All representations of things in the world rely on abstraction. Abstract representations deal with concepts rather than things themselves. For instance, in making a visual representation, we can’t depict something with all of its detail, so we are forced to abstract away from its specific qualities. The notion of abstraction and specificity is analogous to a fundamental problem in the field of philosophy: reconciling objectivity and subjectivity. Examining visual representation throughout Sigmund Freud’s career sheds light on how the perceived purposes of a representation impact how the representation is received by the public.

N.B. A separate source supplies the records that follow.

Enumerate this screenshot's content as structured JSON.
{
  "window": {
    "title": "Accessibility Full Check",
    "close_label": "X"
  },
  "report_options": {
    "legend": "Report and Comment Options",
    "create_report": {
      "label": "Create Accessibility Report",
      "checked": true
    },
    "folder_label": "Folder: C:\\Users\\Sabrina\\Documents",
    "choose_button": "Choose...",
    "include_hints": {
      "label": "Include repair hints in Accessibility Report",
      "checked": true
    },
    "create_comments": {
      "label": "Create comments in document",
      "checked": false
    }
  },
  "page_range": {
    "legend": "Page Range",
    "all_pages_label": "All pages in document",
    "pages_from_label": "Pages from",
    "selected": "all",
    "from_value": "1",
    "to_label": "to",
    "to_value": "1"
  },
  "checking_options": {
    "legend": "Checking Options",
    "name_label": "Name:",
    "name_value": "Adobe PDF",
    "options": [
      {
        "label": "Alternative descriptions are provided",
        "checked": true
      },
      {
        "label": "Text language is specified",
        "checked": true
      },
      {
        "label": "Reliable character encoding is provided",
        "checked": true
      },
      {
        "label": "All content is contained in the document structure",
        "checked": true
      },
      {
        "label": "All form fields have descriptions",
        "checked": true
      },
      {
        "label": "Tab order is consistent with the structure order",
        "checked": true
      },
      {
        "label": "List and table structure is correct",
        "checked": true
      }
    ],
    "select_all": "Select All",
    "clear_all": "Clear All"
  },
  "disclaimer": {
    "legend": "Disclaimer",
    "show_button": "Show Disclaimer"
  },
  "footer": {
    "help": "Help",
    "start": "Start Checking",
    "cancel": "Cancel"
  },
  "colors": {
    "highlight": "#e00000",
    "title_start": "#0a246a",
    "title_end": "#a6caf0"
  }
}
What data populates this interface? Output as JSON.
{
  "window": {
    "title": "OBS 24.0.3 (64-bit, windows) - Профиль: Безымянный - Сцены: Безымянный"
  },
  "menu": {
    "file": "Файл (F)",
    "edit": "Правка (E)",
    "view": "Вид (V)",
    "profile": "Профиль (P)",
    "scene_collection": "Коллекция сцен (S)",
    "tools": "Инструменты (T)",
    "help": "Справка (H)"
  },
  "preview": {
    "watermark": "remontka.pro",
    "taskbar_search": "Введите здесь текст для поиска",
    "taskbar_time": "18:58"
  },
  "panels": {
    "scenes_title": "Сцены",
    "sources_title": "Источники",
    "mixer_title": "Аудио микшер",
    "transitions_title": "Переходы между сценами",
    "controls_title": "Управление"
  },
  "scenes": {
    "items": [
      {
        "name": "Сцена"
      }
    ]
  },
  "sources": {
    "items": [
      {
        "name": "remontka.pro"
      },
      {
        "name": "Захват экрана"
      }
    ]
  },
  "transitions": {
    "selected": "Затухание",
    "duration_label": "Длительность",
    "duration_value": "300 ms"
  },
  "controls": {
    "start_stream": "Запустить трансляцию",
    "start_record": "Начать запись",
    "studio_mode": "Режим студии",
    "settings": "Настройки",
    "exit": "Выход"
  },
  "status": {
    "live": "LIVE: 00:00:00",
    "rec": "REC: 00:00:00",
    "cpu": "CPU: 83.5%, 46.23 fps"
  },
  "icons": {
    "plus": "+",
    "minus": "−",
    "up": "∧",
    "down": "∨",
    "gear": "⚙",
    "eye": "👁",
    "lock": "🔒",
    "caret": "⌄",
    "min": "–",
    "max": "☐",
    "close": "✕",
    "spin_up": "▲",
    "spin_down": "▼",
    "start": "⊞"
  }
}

Freud used drawings to visually represent his models. Throughout his career, we see a shift from traditionally scientific, anatomical accounts of the brain to more abstract pictures of our mind’s machinery. For about a decade from 1876 to 1886, Freud focused on drawing neurons, nerves, and larger brain structures. These objects were the least abstract visual representations he created, as they were verisimilar to the biological structures in our brain. Anatomy allowed Freud to study materially how psychological processes occurred in the brain. This level of specificity is found in the neurological sciences today, as they often use unaltered photographs of objects in the world. They are said to represent the object itself (specifically and objectively), rather than the concept or idea behind it.
Science aims at understanding objective aspects of the world, while art consists of purely subjective expressions of the mind. Both lenses of looking at the world function through some level of abstraction, though scientific abstractions purport to apply to all instances (i.e. an abstract biological model will hold true for every biological instance it applies to), while artistic abstractions make no such claim. Science aims to create models that can apply broadly to many specific instances, and the facts that drive this abstract model are regarded as objective truth. However, one’s own subjective experience deals exclusively with the biases, notions, and viewpoints of the individual; we interpret according to our nature and can only represent precisely according to the purposes of that representation. This question of purpose is central to understanding whether Freud should be criticized for his incredibly subjective models.
Freud’s interest eventually grew beyond the material realm of verisimilitudes. After a hiatus beginning in 1887, Freud began to pen a different kind of model, one that depicted a kind of “anatomy” of the mind. From around 1893 onwards, Freud’s diagrams stopped representing objects themselves, and began depicting concepts that cannot be observed visually. Examples include a diagram of “psychichal locality” in dream analysis (Fig. 1) and a depiction of traumatic amnesia (Fig. 2). Freud no longer seeked to make a specific copy, but rather to create an abstract visual representation of an idea: a model of how the mind works.
Freud’s psychoanalytical models are arguably works of art as much as they are science. Their symbols and aesthetic layout certainly convey an artistic feel, though—as part of the broader field of science—they are understood as aiming to demonstrate some objective phenomena of our subconsciousness. What was the purpose of Freud’s abstract psychoanalytical models? Does it make sense to criticize Freud for drifting into abstraction and imbuing his work with his own subjective bias? Freud’s models sought to bring concrete visual diagrams to the field of psychoanalysis, a practice that has come under immense critique and has been eclipsed by modern cognitive psychology and therapeutic methods. Freud’s lack of dissociative studies and falsification of evidence have left all of psychoanalysis open to objection. Yet, the observations inherent to the discipline of psychoanalysis speak to some truth about human nature. Inherently, the purpose of psychoanalysis was to help patients construct a narrative for their psychology. In some senses it was more literary or artistic than scientific. The purpose of Freud’s drawings was to form visual narratives that could resonate with people. Criticism of Freud’s drawings can thus be traced back to criticism of psychoanalysis, to the idea that this inherently abstract and subjective practice branded itself as a science.
Throughout Freud’s career, he shifted from anatomy to psychoanalysis, more specific to more abstract, and more objective to more subjective. As a result, he has received criticism from the scientific community. However, just because psychoanalysis branded itself as a science and failed as a science does not mean it should be dismissed entirely. All representations are abstract on some level, and Freud’s drawings simply claimed to aim at a certain specificity and objectivity that they could not attain. Freud would not receive so much grief for his drawings if we accept that they are meant to represent an abstract work of art. These visual narratives resonate with people. They express some subjective truth that, scientific or not, can change peoples’ lives.